» Data for the task:
☆ ☆ ☆ ☆ ☆

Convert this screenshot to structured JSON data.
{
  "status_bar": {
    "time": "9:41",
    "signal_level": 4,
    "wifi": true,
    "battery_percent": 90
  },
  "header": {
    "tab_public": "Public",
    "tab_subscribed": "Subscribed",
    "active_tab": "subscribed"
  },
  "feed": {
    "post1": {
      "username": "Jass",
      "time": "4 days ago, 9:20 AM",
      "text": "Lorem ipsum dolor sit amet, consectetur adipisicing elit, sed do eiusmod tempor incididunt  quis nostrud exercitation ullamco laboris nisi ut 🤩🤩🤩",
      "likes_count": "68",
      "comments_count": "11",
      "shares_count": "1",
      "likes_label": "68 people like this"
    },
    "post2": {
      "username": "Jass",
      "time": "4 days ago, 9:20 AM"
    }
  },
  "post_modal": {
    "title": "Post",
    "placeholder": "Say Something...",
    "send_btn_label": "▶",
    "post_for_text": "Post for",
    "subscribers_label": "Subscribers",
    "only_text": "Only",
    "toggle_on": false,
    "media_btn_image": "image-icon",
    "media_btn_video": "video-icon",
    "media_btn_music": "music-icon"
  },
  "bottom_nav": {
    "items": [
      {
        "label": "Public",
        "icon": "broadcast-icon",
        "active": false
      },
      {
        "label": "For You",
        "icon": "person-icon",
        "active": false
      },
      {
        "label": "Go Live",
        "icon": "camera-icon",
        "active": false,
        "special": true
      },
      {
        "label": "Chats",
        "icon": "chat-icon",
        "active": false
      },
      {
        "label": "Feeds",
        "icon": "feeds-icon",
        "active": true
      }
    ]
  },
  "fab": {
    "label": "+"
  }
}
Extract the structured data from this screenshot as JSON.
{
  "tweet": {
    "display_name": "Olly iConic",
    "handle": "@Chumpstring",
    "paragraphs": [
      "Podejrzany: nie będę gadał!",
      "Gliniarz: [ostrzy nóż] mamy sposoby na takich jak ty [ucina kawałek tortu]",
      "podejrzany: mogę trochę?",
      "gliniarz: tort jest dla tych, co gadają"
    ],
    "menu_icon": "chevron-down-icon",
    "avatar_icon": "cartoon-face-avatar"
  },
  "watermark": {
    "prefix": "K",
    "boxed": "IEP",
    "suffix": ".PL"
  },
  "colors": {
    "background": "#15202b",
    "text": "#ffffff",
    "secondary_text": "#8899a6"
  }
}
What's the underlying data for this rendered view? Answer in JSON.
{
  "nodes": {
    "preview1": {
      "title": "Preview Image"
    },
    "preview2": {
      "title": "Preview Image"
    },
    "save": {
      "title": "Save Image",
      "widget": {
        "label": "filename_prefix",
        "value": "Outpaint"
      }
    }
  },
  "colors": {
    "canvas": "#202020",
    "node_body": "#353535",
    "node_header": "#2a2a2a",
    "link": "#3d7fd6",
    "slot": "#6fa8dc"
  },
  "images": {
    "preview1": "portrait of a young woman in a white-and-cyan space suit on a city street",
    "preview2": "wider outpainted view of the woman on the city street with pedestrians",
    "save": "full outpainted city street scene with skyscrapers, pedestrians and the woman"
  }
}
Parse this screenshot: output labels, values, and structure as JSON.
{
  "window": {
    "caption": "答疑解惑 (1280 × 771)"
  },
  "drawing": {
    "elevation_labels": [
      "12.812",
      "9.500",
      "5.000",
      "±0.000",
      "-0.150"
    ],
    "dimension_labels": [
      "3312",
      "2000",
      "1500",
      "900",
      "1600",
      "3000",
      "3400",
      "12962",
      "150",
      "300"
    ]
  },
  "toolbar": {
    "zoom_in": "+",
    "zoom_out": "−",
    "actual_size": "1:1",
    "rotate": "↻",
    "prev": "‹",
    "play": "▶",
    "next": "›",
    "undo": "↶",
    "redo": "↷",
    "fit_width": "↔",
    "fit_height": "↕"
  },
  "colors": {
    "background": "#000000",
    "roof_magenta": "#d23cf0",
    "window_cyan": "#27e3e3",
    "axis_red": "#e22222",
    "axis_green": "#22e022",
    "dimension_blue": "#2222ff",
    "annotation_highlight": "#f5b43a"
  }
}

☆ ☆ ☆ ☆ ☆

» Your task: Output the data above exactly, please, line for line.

» Task output:
Convert this screenshot to structured JSON data.
{
  "status_bar": {
    "time": "9:41",
    "signal_level": 4,
    "wifi": true,
    "battery_percent": 90
  },
  "header": {
    "tab_public": "Public",
    "tab_subscribed": "Subscribed",
    "active_tab": "subscribed"
  },
  "feed": {
    "post1": {
      "username": "Jass",
      "time": "4 days ago, 9:20 AM",
      "text": "Lorem ipsum dolor sit amet, consectetur adipisicing elit, sed do eiusmod tempor incididunt  quis nostrud exercitation ullamco laboris nisi ut 🤩🤩🤩",
      "likes_count": "68",
      "comments_count": "11",
      "shares_count": "1",
      "likes_label": "68 people like this"
    },
    "post2": {
      "username": "Jass",
      "time": "4 days ago, 9:20 AM"
    }
  },
  "post_modal": {
    "title": "Post",
    "placeholder": "Say Something...",
    "send_btn_label": "▶",
    "post_for_text": "Post for",
    "subscribers_label": "Subscribers",
    "only_text": "Only",
    "toggle_on": false,
    "media_btn_image": "image-icon",
    "media_btn_video": "video-icon",
    "media_btn_music": "music-icon"
  },
  "bottom_nav": {
    "items": [
      {
        "label": "Public",
        "icon": "broadcast-icon",
        "active": false
      },
      {
        "label": "For You",
        "icon": "person-icon",
        "active": false
      },
      {
        "label": "Go Live",
        "icon": "camera-icon",
        "active": false,
        "special": true
      },
      {
        "label": "Chats",
        "icon": "chat-icon",
        "active": false
      },
      {
        "label": "Feeds",
        "icon": "feeds-icon",
        "active": true
      }
    ]
  },
  "fab": {
    "label": "+"
  }
}
Extract the structured data from this screenshot as JSON.
{
  "tweet": {
    "display_name": "Olly iConic",
    "handle": "@Chumpstring",
    "paragraphs": [
      "Podejrzany: nie będę gadał!",
      "Gliniarz: [ostrzy nóż] mamy sposoby na takich jak ty [ucina kawałek tortu]",
      "podejrzany: mogę trochę?",
      "gliniarz: tort jest dla tych, co gadają"
    ],
    "menu_icon": "chevron-down-icon",
    "avatar_icon": "cartoon-face-avatar"
  },
  "watermark": {
    "prefix": "K",
    "boxed": "IEP",
    "suffix": ".PL"
  },
  "colors": {
    "background": "#15202b",
    "text": "#ffffff",
    "secondary_text": "#8899a6"
  }
}
What's the underlying data for this rendered view? Answer in JSON.
{
  "nodes": {
    "preview1": {
      "title": "Preview Image"
    },
    "preview2": {
      "title": "Preview Image"
    },
    "save": {
      "title": "Save Image",
      "widget": {
        "label": "filename_prefix",
        "value": "Outpaint"
      }
    }
  },
  "colors": {
    "canvas": "#202020",
    "node_body": "#353535",
    "node_header": "#2a2a2a",
    "link": "#3d7fd6",
    "slot": "#6fa8dc"
  },
  "images": {
    "preview1": "portrait of a young woman in a white-and-cyan space suit on a city street",
    "preview2": "wider outpainted view of the woman on the city street with pedestrians",
    "save": "full outpainted city street scene with skyscrapers, pedestrians and the woman"
  }
}
Parse this screenshot: output labels, values, and structure as JSON.
{
  "window": {
    "caption": "答疑解惑 (1280 × 771)"
  },
  "drawing": {
    "elevation_labels": [
      "12.812",
      "9.500",
      "5.000",
      "±0.000",
      "-0.150"
    ],
    "dimension_labels": [
      "3312",
      "2000",
      "1500",
      "900",
      "1600",
      "3000",
      "3400",
      "12962",
      "150",
      "300"
    ]
  },
  "toolbar": {
    "zoom_in": "+",
    "zoom_out": "−",
    "actual_size": "1:1",
    "rotate": "↻",
    "prev": "‹",
    "play": "▶",
    "next": "›",
    "undo": "↶",
    "redo": "↷",
    "fit_width": "↔",
    "fit_height": "↕"
  },
  "colors": {
    "background": "#000000",
    "roof_magenta": "#d23cf0",
    "window_cyan": "#27e3e3",
    "axis_red": "#e22222",
    "axis_green": "#22e022",
    "dimension_blue": "#2222ff",
    "annotation_highlight": "#f5b43a"
  }
}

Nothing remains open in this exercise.